— Exercise details —
Leaving out the pictures, retype exactly the lines from the one holding "Serialize everything readable" through the end of the material.
▬▬▬▬▬▬
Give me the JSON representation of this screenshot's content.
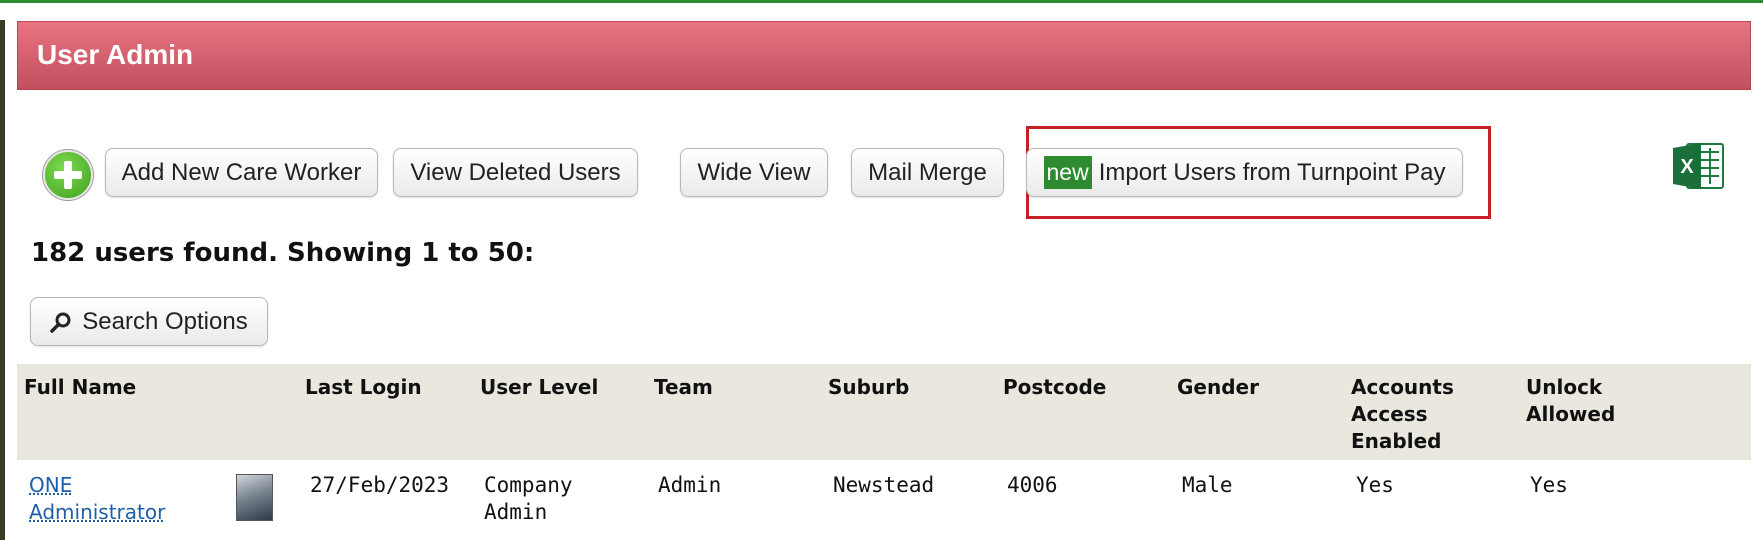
{
  "header": {
    "title": "User Admin"
  },
  "toolbar": {
    "add_new_care_worker": "Add New Care Worker",
    "view_deleted_users": "View Deleted Users",
    "wide_view": "Wide View",
    "mail_merge": "Mail Merge",
    "new_badge": "new",
    "import_users": "Import Users from Turnpoint Pay",
    "export_icon": "excel-icon",
    "add_icon": "plus-circle-icon"
  },
  "results": {
    "summary": "182 users found. Showing 1 to 50:"
  },
  "search": {
    "label": "Search Options",
    "icon": "search-icon"
  },
  "table": {
    "columns": [
      "Full Name",
      "Last Login",
      "User Level",
      "Team",
      "Suburb",
      "Postcode",
      "Gender",
      "Accounts Access Enabled",
      "Unlock Allowed"
    ],
    "rows": [
      {
        "full_name": "ONE Administrator",
        "last_login": "27/Feb/2023",
        "user_level": "Company Admin",
        "team": "Admin",
        "suburb": "Newstead",
        "postcode": "4006",
        "gender": "Male",
        "accounts_access_enabled": "Yes",
        "unlock_allowed": "Yes"
      }
    ]
  },
  "colors": {
    "header_top": "#e87481",
    "header_bottom": "#c24f5e",
    "highlight_border": "#c42026",
    "new_badge": "#2e8a2e",
    "table_header_bg": "#e9e7de",
    "link": "#1f5fa8"
  }
}
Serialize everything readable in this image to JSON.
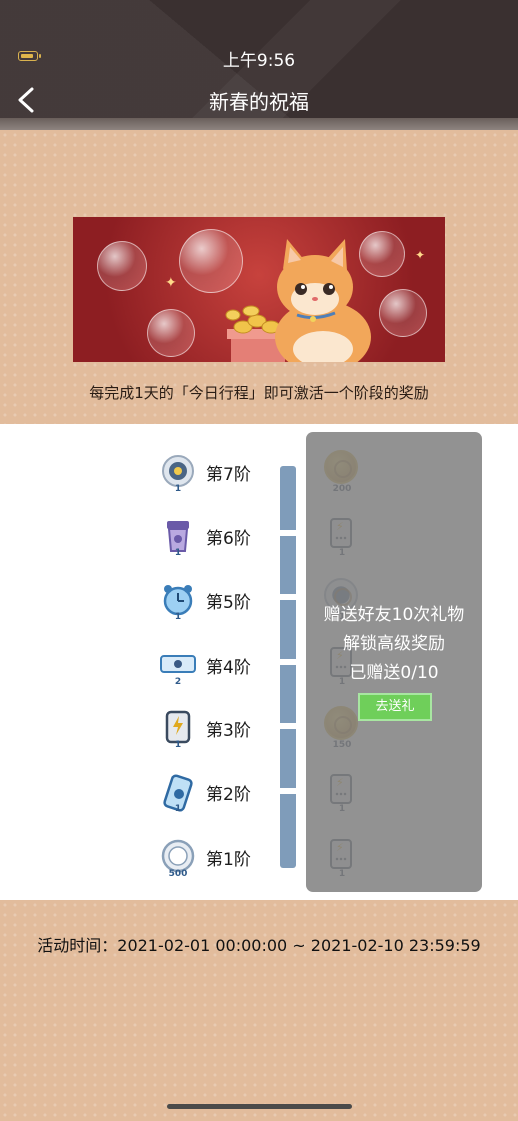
{
  "status_bar": {
    "time": "上午9:56"
  },
  "nav": {
    "title": "新春的祝福"
  },
  "banner": {
    "description": "每完成1天的「今日行程」即可激活一个阶段的奖励"
  },
  "stages": [
    {
      "label": "第7阶",
      "icon": "medal-icon",
      "count": "1"
    },
    {
      "label": "第6阶",
      "icon": "cup-icon",
      "count": "1"
    },
    {
      "label": "第5阶",
      "icon": "alarm-clock-icon",
      "count": "1"
    },
    {
      "label": "第4阶",
      "icon": "ticket-icon",
      "count": "2"
    },
    {
      "label": "第3阶",
      "icon": "power-bank-icon",
      "count": "1"
    },
    {
      "label": "第2阶",
      "icon": "phone-tag-icon",
      "count": "1"
    },
    {
      "label": "第1阶",
      "icon": "cat-coin-icon",
      "count": "500"
    }
  ],
  "rewards": [
    {
      "icon": "gold-coin-icon",
      "count": "200"
    },
    {
      "icon": "power-bank-icon",
      "count": "1"
    },
    {
      "icon": "medal-icon",
      "count": "1"
    },
    {
      "icon": "power-bank-icon",
      "count": "1"
    },
    {
      "icon": "gold-coin-icon",
      "count": "150"
    },
    {
      "icon": "power-bank-icon",
      "count": "1"
    },
    {
      "icon": "power-bank-icon",
      "count": "1"
    }
  ],
  "locked_panel": {
    "line1": "赠送好友10次礼物",
    "line2": "解锁高级奖励",
    "progress": "已赠送0/10",
    "button": "去送礼"
  },
  "activity": {
    "time_range": "活动时间：2021-02-01 00:00:00 ~ 2021-02-10 23:59:59"
  },
  "colors": {
    "header": "#3a3030",
    "page_background": "#e2bc9c",
    "track": "#7f9cba",
    "button": "#6fcf5a"
  }
}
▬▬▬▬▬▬
— Task answer —
Serialize everything readable in this image to JSON.
{
  "status_bar": {
    "time": "上午9:56"
  },
  "nav": {
    "title": "新春的祝福"
  },
  "banner": {
    "description": "每完成1天的「今日行程」即可激活一个阶段的奖励"
  },
  "stages": [
    {
      "label": "第7阶",
      "icon": "medal-icon",
      "count": "1"
    },
    {
      "label": "第6阶",
      "icon": "cup-icon",
      "count": "1"
    },
    {
      "label": "第5阶",
      "icon": "alarm-clock-icon",
      "count": "1"
    },
    {
      "label": "第4阶",
      "icon": "ticket-icon",
      "count": "2"
    },
    {
      "label": "第3阶",
      "icon": "power-bank-icon",
      "count": "1"
    },
    {
      "label": "第2阶",
      "icon": "phone-tag-icon",
      "count": "1"
    },
    {
      "label": "第1阶",
      "icon": "cat-coin-icon",
      "count": "500"
    }
  ],
  "rewards": [
    {
      "icon": "gold-coin-icon",
      "count": "200"
    },
    {
      "icon": "power-bank-icon",
      "count": "1"
    },
    {
      "icon": "medal-icon",
      "count": "1"
    },
    {
      "icon": "power-bank-icon",
      "count": "1"
    },
    {
      "icon": "gold-coin-icon",
      "count": "150"
    },
    {
      "icon": "power-bank-icon",
      "count": "1"
    },
    {
      "icon": "power-bank-icon",
      "count": "1"
    }
  ],
  "locked_panel": {
    "line1": "赠送好友10次礼物",
    "line2": "解锁高级奖励",
    "progress": "已赠送0/10",
    "button": "去送礼"
  },
  "activity": {
    "time_range": "活动时间：2021-02-01 00:00:00 ~ 2021-02-10 23:59:59"
  },
  "colors": {
    "header": "#3a3030",
    "page_background": "#e2bc9c",
    "track": "#7f9cba",
    "button": "#6fcf5a"
  }
}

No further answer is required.